How do all. It’s time for another spoilertastic look at The Legend of Korra, in this case episodes 4 and 5; The Voice in the Night and The Spirit of Competition.
There’s a lot to unpack in these episodes, particularly The Voice in the Night as the series really accelerates through its story set-up. Which is saying something.
I did enjoy The Voice in the Night though. A lot happens, and self-contained story it’s not, but it’s maybe the most character focused episode so far and raises a bunch of interesting questions. Finally, maybe most importantly, we get to see Korra with doubts. With fears. With weaknesses.
The actual arc of this – Tarrlok’s task force and goals, the underground chi-blocking academy – is whatever. Everything’s flowing so fast and I don’t get invested in things as a result. Tarrlok is too clearly a dick to to root for, not quite dickish enough to hate, and lacking a general intriguing quality to compensate for this. You can see the writers attempting to portray a more complex, more nuanced world than AtLA with a character like Tarrlok but complexity and nuance needs time to set up. Hopefully this is the set up for something else.

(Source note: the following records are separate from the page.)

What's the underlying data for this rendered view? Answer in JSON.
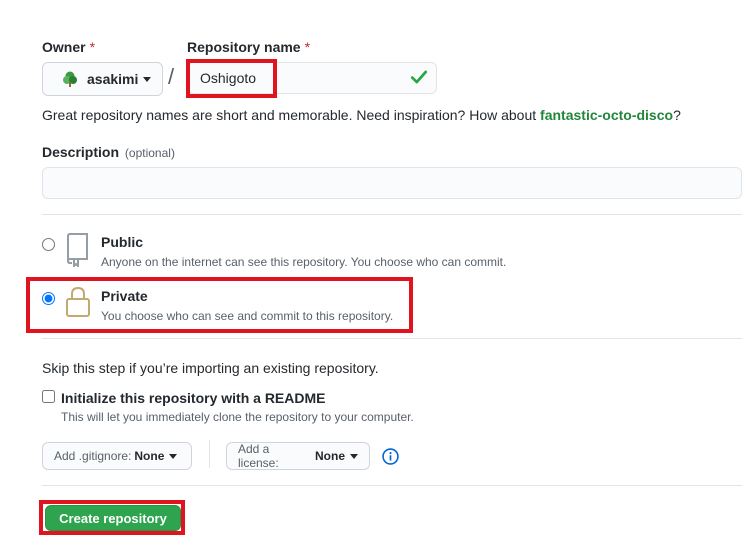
{
  "owner": {
    "label": "Owner",
    "required_mark": "*",
    "selected": "asakimi"
  },
  "repo": {
    "label": "Repository name",
    "required_mark": "*",
    "value": "Oshigoto",
    "separator": "/"
  },
  "hint": {
    "text": "Great repository names are short and memorable. Need inspiration? How about ",
    "suggestion": "fantastic-octo-disco",
    "end": "?"
  },
  "description": {
    "label": "Description",
    "optional": "(optional)",
    "value": ""
  },
  "visibility": {
    "public": {
      "title": "Public",
      "desc": "Anyone on the internet can see this repository. You choose who can commit.",
      "checked": false
    },
    "private": {
      "title": "Private",
      "desc": "You choose who can see and commit to this repository.",
      "checked": true
    }
  },
  "skip_text": "Skip this step if you’re importing an existing repository.",
  "readme": {
    "label": "Initialize this repository with a README",
    "desc": "This will let you immediately clone the repository to your computer.",
    "checked": false
  },
  "gitignore": {
    "prefix": "Add .gitignore:",
    "value": "None"
  },
  "license": {
    "prefix": "Add a license:",
    "value": "None"
  },
  "create_button": "Create repository",
  "colors": {
    "accent_green": "#2ea44f",
    "highlight_red": "#e0141f",
    "radio_blue": "#0366d6",
    "info_blue": "#0366d6"
  }
}
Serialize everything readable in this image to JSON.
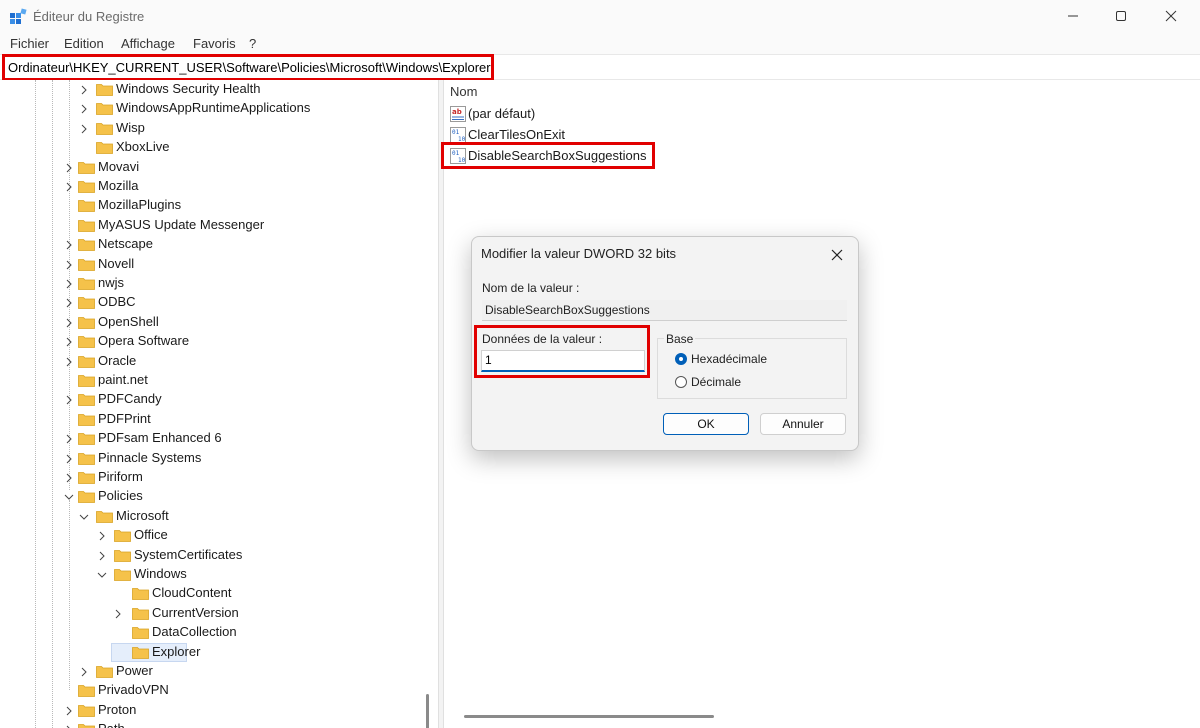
{
  "window": {
    "title": "Éditeur du Registre"
  },
  "menu": {
    "items": [
      "Fichier",
      "Edition",
      "Affichage",
      "Favoris",
      "?"
    ]
  },
  "address": {
    "path": "Ordinateur\\HKEY_CURRENT_USER\\Software\\Policies\\Microsoft\\Windows\\Explorer"
  },
  "tree": {
    "items": [
      {
        "label": "Windows Security Health",
        "expander": "collapsed"
      },
      {
        "label": "WindowsAppRuntimeApplications",
        "expander": "collapsed"
      },
      {
        "label": "Wisp",
        "expander": "collapsed"
      },
      {
        "label": "XboxLive",
        "expander": "none"
      },
      {
        "label": "Movavi",
        "expander": "collapsed"
      },
      {
        "label": "Mozilla",
        "expander": "collapsed"
      },
      {
        "label": "MozillaPlugins",
        "expander": "none"
      },
      {
        "label": "MyASUS Update Messenger",
        "expander": "none"
      },
      {
        "label": "Netscape",
        "expander": "collapsed"
      },
      {
        "label": "Novell",
        "expander": "collapsed"
      },
      {
        "label": "nwjs",
        "expander": "collapsed"
      },
      {
        "label": "ODBC",
        "expander": "collapsed"
      },
      {
        "label": "OpenShell",
        "expander": "collapsed"
      },
      {
        "label": "Opera Software",
        "expander": "collapsed"
      },
      {
        "label": "Oracle",
        "expander": "collapsed"
      },
      {
        "label": "paint.net",
        "expander": "none"
      },
      {
        "label": "PDFCandy",
        "expander": "collapsed"
      },
      {
        "label": "PDFPrint",
        "expander": "none"
      },
      {
        "label": "PDFsam Enhanced 6",
        "expander": "collapsed"
      },
      {
        "label": "Pinnacle Systems",
        "expander": "collapsed"
      },
      {
        "label": "Piriform",
        "expander": "collapsed"
      },
      {
        "label": "Policies",
        "expander": "expanded"
      },
      {
        "label": "Microsoft",
        "expander": "expanded"
      },
      {
        "label": "Office",
        "expander": "collapsed"
      },
      {
        "label": "SystemCertificates",
        "expander": "collapsed"
      },
      {
        "label": "Windows",
        "expander": "expanded"
      },
      {
        "label": "CloudContent",
        "expander": "none"
      },
      {
        "label": "CurrentVersion",
        "expander": "collapsed"
      },
      {
        "label": "DataCollection",
        "expander": "none"
      },
      {
        "label": "Explorer",
        "expander": "none",
        "selected": true
      },
      {
        "label": "Power",
        "expander": "collapsed"
      },
      {
        "label": "PrivadoVPN",
        "expander": "none"
      },
      {
        "label": "Proton",
        "expander": "collapsed"
      },
      {
        "label": "Path",
        "expander": "collapsed"
      }
    ]
  },
  "values": {
    "column_name": "Nom",
    "rows": [
      {
        "name": "(par défaut)",
        "type_icon": "string-value-icon"
      },
      {
        "name": "ClearTilesOnExit",
        "type_icon": "dword-value-icon"
      },
      {
        "name": "DisableSearchBoxSuggestions",
        "type_icon": "dword-value-icon"
      }
    ]
  },
  "dialog": {
    "title": "Modifier la valeur DWORD 32 bits",
    "value_name_label": "Nom de la valeur :",
    "value_name": "DisableSearchBoxSuggestions",
    "value_data_label": "Données de la valeur :",
    "value_data": "1",
    "base_label": "Base",
    "radio_hex": "Hexadécimale",
    "radio_dec": "Décimale",
    "selected_base": "hex",
    "ok": "OK",
    "cancel": "Annuler"
  },
  "colors": {
    "highlight": "#e10000",
    "accent": "#005fb8",
    "folder": "#f5c24a"
  }
}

The Equalists are obviously a set up here but we are focused on the wrong things for my taste. There’s so much about how much power they’ve got and how dangerous they are, but where do they come from? What are the hopes and dreams of their members? Zuko was interesting because of his journey, not because he punched a lot of fire.
However – the raid on their academy and the way bending is used as a team – that’s cool. The way we see Korra forced to face her deepest fears – that she could in fact be ordinary and powerless – is cool. That she reacts to that fear with violence and aggression is a strong insight into her character. Her challenge to Amon, and his reaction, is in many ways a really good way of showing character and creating a personal bond between protagonist and antagonist – mostly. It also feels very much like something out of a Bond movie, or other such contributors ‘If I Were An Evil Overlord’. Which, in Bond movies, is fine! But in a show trying to persuade me of its complexity and nuance, there are some tonal dissonance issues. Which is a shame, as I thought this was otherwise a good episode until it screwed the ending.
There’s also a sideplot in which a very beautiful lady ploughs right into Mako on her motorbike, leading them to going on a date and Mako discovering she’s the daughter of Republic City’s biggest industrialist, who sponsors the Fire Ferrets. This leads direct into the next episode, The Spirit of Competition, which is built on two things.
- Having the sponsorship means the Fire Ferrets are in the big tournament, so lots of pro-bending
- Mako having a girlfriend leads to a love triangle where Bolin asks out Korra, but Korra wants Mako.
As such, there was such a very small chance of me liking the episode.
I don’t actually hate all love triangles. But I do dislike drama based on failures to communicate in stupid ways, and love triangles so frequently use that, that I have an instinctive mistrust. Lo and behold, seconds after asking out Mako and failing, Korra agrees to go out with Bolin because she’s all petulant about being rejected. Which of course all comes tumbling down – because Korra’s selfish and immature – which turns the previously awesome Fire Ferrets into awesomely bad. Fair dos to those who enjoy it, but I have nothing good to say about this as a type of story and there’s nothing in the execution that changes things in this case.
So let’s talk about the Pro-Bending. I criticised it in the last review and MD Presley made a good point about how the writers are trying to make a comparison between Martial Arts and MMA; between the spiritual disciplines of AtLA and the way these have been taken and rendered down into quick efficient brute force. It’s definitely what the writers are aiming for, and a great metaphor for how AtLA’s world has advanced. And to a certain extent it works. But it also doesn’t look too great. However, the big thing I picked at – the lack of teamwork – is rectified a little here. It plays a part. You occasionally see them defending each other. I do think they could go a lot further in terms of showing teamwork, do some big shiny co-ordinated attacks and defences. I compare it to the bending fights in AtLA and its not favourable. But there’s some good stuff going on.
Good stuff going on in not quite compelling circumstances is a good summation of these two episodes of The Legend of Korra. Some of this is very subjective – not everyone hates love triangles like me – but I think the sheer amount of stuff going on and the pace of the plot is a semi-objective thing. Now, I’ve only just realised that the season is 12 episodes long rather than 20, so maybe this is why it all feels rushed. The writers should adjust to that though, shouldn’t they?
Still, I am curious about what’s going on. We’ll see where it goes.